▶ **What the task asks**: Among the entries below, copy every line that carries the word "name".

▶ **Entries provided**:
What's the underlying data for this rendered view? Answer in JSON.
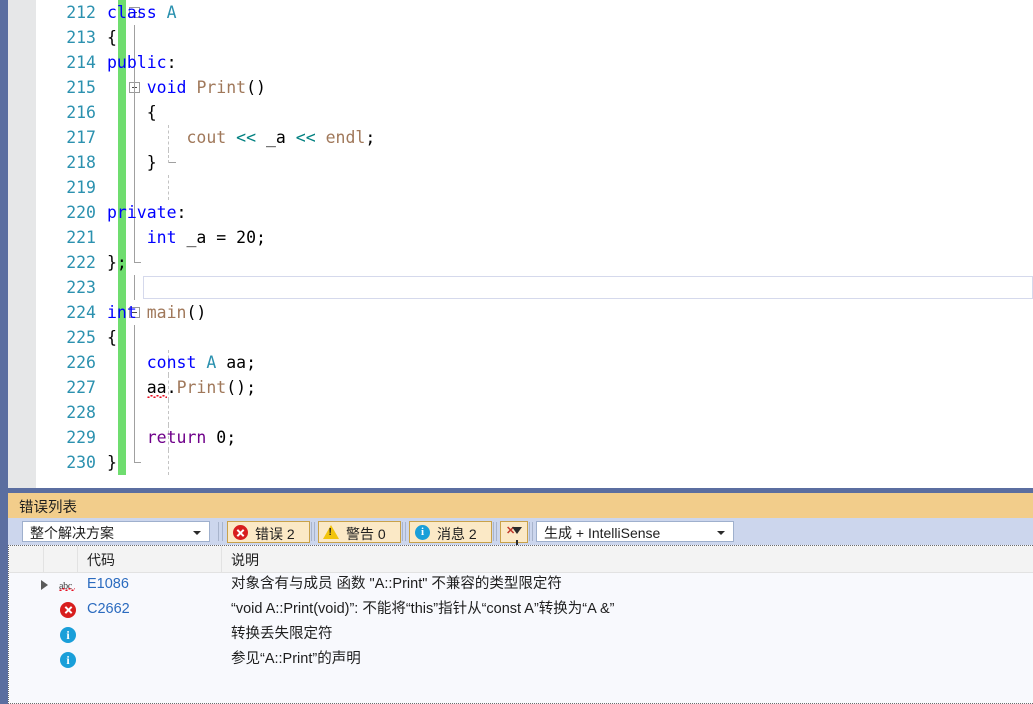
{
  "editor": {
    "lines": [
      {
        "num": "212",
        "indent": 0,
        "glyph": true,
        "text": "class A",
        "tokens": [
          {
            "t": "class",
            "c": "kw"
          },
          {
            "t": " ",
            "c": "idn"
          },
          {
            "t": "A",
            "c": "typ"
          }
        ]
      },
      {
        "num": "213",
        "indent": 0,
        "glyph": false,
        "text": "{",
        "tokens": [
          {
            "t": "{",
            "c": "idn"
          }
        ]
      },
      {
        "num": "214",
        "indent": 0,
        "glyph": false,
        "text": "public:",
        "tokens": [
          {
            "t": "public",
            "c": "kw"
          },
          {
            "t": ":",
            "c": "idn"
          }
        ]
      },
      {
        "num": "215",
        "indent": 0,
        "glyph": true,
        "text": "    void Print()",
        "tokens": [
          {
            "t": "    ",
            "c": "idn"
          },
          {
            "t": "void",
            "c": "kw"
          },
          {
            "t": " ",
            "c": "idn"
          },
          {
            "t": "Print",
            "c": "fn"
          },
          {
            "t": "()",
            "c": "idn"
          }
        ]
      },
      {
        "num": "216",
        "indent": 0,
        "glyph": false,
        "text": "    {",
        "tokens": [
          {
            "t": "    {",
            "c": "idn"
          }
        ]
      },
      {
        "num": "217",
        "indent": 0,
        "glyph": false,
        "text": "        cout << _a << endl;",
        "tokens": [
          {
            "t": "        ",
            "c": "idn"
          },
          {
            "t": "cout",
            "c": "fn"
          },
          {
            "t": " ",
            "c": "idn"
          },
          {
            "t": "<<",
            "c": "op"
          },
          {
            "t": " _a ",
            "c": "idn"
          },
          {
            "t": "<<",
            "c": "op"
          },
          {
            "t": " ",
            "c": "idn"
          },
          {
            "t": "endl",
            "c": "fn"
          },
          {
            "t": ";",
            "c": "idn"
          }
        ]
      },
      {
        "num": "218",
        "indent": 0,
        "glyph": false,
        "text": "    }",
        "tokens": [
          {
            "t": "    }",
            "c": "idn"
          }
        ]
      },
      {
        "num": "219",
        "indent": 0,
        "glyph": false,
        "text": "",
        "tokens": []
      },
      {
        "num": "220",
        "indent": 0,
        "glyph": false,
        "text": "private:",
        "tokens": [
          {
            "t": "private",
            "c": "kw"
          },
          {
            "t": ":",
            "c": "idn"
          }
        ]
      },
      {
        "num": "221",
        "indent": 0,
        "glyph": false,
        "text": "    int _a = 20;",
        "tokens": [
          {
            "t": "    ",
            "c": "idn"
          },
          {
            "t": "int",
            "c": "kw"
          },
          {
            "t": " _a = ",
            "c": "idn"
          },
          {
            "t": "20",
            "c": "num"
          },
          {
            "t": ";",
            "c": "idn"
          }
        ]
      },
      {
        "num": "222",
        "indent": 0,
        "glyph": false,
        "text": "};",
        "tokens": [
          {
            "t": "};",
            "c": "idn"
          }
        ]
      },
      {
        "num": "223",
        "indent": 0,
        "glyph": false,
        "text": "",
        "tokens": []
      },
      {
        "num": "224",
        "indent": 0,
        "glyph": true,
        "text": "int main()",
        "tokens": [
          {
            "t": "int",
            "c": "kw"
          },
          {
            "t": " ",
            "c": "idn"
          },
          {
            "t": "main",
            "c": "fn"
          },
          {
            "t": "()",
            "c": "idn"
          }
        ]
      },
      {
        "num": "225",
        "indent": 0,
        "glyph": false,
        "text": "{",
        "tokens": [
          {
            "t": "{",
            "c": "idn"
          }
        ]
      },
      {
        "num": "226",
        "indent": 0,
        "glyph": false,
        "text": "    const A aa;",
        "tokens": [
          {
            "t": "    ",
            "c": "idn"
          },
          {
            "t": "const",
            "c": "kw"
          },
          {
            "t": " ",
            "c": "idn"
          },
          {
            "t": "A",
            "c": "typ"
          },
          {
            "t": " aa;",
            "c": "idn"
          }
        ]
      },
      {
        "num": "227",
        "indent": 0,
        "glyph": false,
        "text": "    aa.Print();",
        "tokens": [
          {
            "t": "    ",
            "c": "idn"
          },
          {
            "t": "aa",
            "c": "idn",
            "squiggle": true
          },
          {
            "t": ".",
            "c": "idn"
          },
          {
            "t": "Print",
            "c": "fn"
          },
          {
            "t": "();",
            "c": "idn"
          }
        ]
      },
      {
        "num": "228",
        "indent": 0,
        "glyph": false,
        "text": "",
        "tokens": []
      },
      {
        "num": "229",
        "indent": 0,
        "glyph": false,
        "text": "    return 0;",
        "tokens": [
          {
            "t": "    ",
            "c": "idn"
          },
          {
            "t": "return",
            "c": "ppl"
          },
          {
            "t": " ",
            "c": "idn"
          },
          {
            "t": "0",
            "c": "num"
          },
          {
            "t": ";",
            "c": "idn"
          }
        ]
      },
      {
        "num": "230",
        "indent": 0,
        "glyph": false,
        "text": "}",
        "tokens": [
          {
            "t": "}",
            "c": "idn"
          }
        ]
      }
    ],
    "current_line_index": 11
  },
  "error_panel": {
    "title": "错误列表",
    "scope_filter": {
      "value": "整个解决方案"
    },
    "source_filter": {
      "value": "生成 + IntelliSense"
    },
    "buttons": [
      {
        "name": "errors",
        "label": "错误 2",
        "icon": "error-circle-icon"
      },
      {
        "name": "warnings",
        "label": "警告 0",
        "icon": "warning-triangle-icon"
      },
      {
        "name": "messages",
        "label": "消息 2",
        "icon": "info-circle-icon"
      }
    ],
    "clear_filter_icon": "clear-filter-icon",
    "columns": [
      "代码",
      "说明"
    ],
    "rows": [
      {
        "expander": true,
        "icon": "intellisense-abc-icon",
        "code": "E1086",
        "description": "对象含有与成员 函数 \"A::Print\" 不兼容的类型限定符"
      },
      {
        "expander": false,
        "icon": "error-circle-icon",
        "code": "C2662",
        "description": "“void A::Print(void)”: 不能将“this”指针从“const A”转换为“A &”"
      },
      {
        "expander": false,
        "icon": "info-circle-icon",
        "code": "",
        "description": "转换丢失限定符"
      },
      {
        "expander": false,
        "icon": "info-circle-icon",
        "code": "",
        "description": "参见“A::Print”的声明"
      }
    ]
  },
  "colors": {
    "indicator_strip": "#5b6ea0",
    "change_bar": "#6fdd6f",
    "panel_title_bg": "#f2cd8b",
    "panel_toolbar_bg": "#ccd6ed",
    "line_number": "#2b91af",
    "keyword": "#0000ff",
    "type": "#2b91af",
    "function": "#a0785a",
    "operator": "#008080",
    "control_keyword": "#6f008a",
    "error_red": "#d81e1e",
    "warning_yellow": "#f2c40c",
    "info_blue": "#1a9fd9",
    "code_link": "#2b6bbf"
  }
}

▶ **Solution to this task**:
        "name": "errors",
        "name": "warnings",
        "name": "messages",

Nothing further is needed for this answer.